Search the records for the string "Поверхность". Copy each line where it occurs.
▬▬▬
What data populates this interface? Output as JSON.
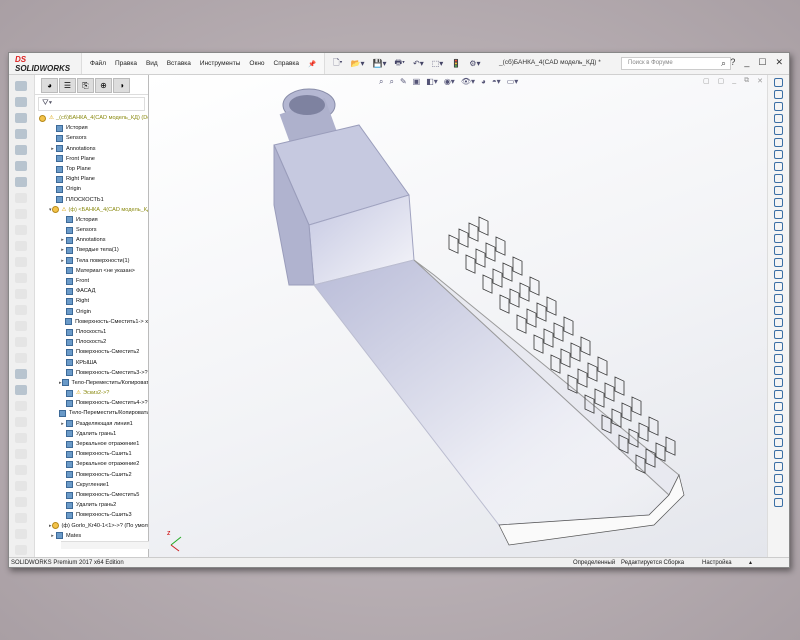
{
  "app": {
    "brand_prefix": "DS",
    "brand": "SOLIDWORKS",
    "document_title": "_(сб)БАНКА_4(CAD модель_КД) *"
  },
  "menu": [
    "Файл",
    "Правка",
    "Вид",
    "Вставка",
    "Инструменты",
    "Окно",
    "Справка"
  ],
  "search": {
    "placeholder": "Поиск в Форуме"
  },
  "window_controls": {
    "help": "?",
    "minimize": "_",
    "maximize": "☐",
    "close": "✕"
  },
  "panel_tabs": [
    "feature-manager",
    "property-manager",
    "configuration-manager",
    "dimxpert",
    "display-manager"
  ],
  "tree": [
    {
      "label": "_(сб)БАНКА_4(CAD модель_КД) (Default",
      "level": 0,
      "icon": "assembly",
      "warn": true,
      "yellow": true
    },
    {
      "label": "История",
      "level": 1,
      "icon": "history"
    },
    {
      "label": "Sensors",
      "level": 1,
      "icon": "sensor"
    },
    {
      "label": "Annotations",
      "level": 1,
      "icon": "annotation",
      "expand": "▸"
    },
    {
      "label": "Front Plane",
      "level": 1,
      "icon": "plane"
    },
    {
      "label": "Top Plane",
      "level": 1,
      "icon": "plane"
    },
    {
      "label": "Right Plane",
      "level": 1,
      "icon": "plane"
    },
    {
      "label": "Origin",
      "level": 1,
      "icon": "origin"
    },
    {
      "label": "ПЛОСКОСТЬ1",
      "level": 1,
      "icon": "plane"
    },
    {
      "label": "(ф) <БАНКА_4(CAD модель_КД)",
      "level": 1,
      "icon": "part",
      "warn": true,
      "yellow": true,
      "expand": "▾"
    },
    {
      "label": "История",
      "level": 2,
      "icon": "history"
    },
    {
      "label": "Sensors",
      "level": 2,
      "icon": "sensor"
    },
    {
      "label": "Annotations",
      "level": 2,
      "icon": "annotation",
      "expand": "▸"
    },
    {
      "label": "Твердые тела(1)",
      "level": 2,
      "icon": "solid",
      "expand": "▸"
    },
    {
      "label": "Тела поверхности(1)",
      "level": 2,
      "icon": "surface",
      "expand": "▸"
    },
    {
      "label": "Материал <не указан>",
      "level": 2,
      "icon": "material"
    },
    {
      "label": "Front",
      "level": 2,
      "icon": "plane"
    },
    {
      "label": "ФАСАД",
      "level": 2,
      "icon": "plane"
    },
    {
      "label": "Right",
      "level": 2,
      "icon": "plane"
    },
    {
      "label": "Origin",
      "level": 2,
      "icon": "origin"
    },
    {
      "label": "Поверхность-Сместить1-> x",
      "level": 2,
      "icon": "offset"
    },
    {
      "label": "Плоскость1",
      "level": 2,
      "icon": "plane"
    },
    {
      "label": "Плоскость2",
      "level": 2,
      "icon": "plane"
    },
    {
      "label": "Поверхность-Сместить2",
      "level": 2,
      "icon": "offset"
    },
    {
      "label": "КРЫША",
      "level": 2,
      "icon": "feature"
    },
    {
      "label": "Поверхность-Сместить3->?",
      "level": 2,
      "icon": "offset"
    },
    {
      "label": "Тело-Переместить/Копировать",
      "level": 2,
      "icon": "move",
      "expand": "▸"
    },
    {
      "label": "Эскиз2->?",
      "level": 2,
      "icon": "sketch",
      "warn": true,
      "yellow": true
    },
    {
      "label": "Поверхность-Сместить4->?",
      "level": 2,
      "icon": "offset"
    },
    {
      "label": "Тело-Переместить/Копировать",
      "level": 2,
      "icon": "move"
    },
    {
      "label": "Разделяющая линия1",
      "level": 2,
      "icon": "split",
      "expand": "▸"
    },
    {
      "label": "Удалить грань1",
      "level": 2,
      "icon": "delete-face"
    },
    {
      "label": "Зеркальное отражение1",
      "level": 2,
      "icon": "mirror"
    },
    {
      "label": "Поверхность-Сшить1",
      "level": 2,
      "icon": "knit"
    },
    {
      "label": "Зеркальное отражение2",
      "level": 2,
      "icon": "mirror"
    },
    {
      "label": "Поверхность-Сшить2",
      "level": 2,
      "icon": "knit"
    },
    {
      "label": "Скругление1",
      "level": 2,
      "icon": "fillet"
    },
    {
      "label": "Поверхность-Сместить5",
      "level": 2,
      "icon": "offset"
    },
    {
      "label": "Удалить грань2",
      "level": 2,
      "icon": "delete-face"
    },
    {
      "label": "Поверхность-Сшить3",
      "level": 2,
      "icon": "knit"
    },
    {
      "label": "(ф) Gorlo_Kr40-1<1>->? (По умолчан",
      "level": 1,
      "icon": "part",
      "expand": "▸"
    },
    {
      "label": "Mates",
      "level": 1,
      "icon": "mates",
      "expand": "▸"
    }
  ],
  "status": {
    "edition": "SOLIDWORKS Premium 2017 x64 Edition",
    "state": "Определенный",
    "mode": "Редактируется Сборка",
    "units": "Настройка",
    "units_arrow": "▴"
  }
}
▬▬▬
### RESPONSE:
      "label": "Поверхность-Сместить1-> x",
      "label": "Поверхность-Сместить2",
      "label": "Поверхность-Сместить3->?",
      "label": "Поверхность-Сместить4->?",
      "label": "Поверхность-Сшить1",
      "label": "Поверхность-Сшить2",
      "label": "Поверхность-Сместить5",
      "label": "Поверхность-Сшить3",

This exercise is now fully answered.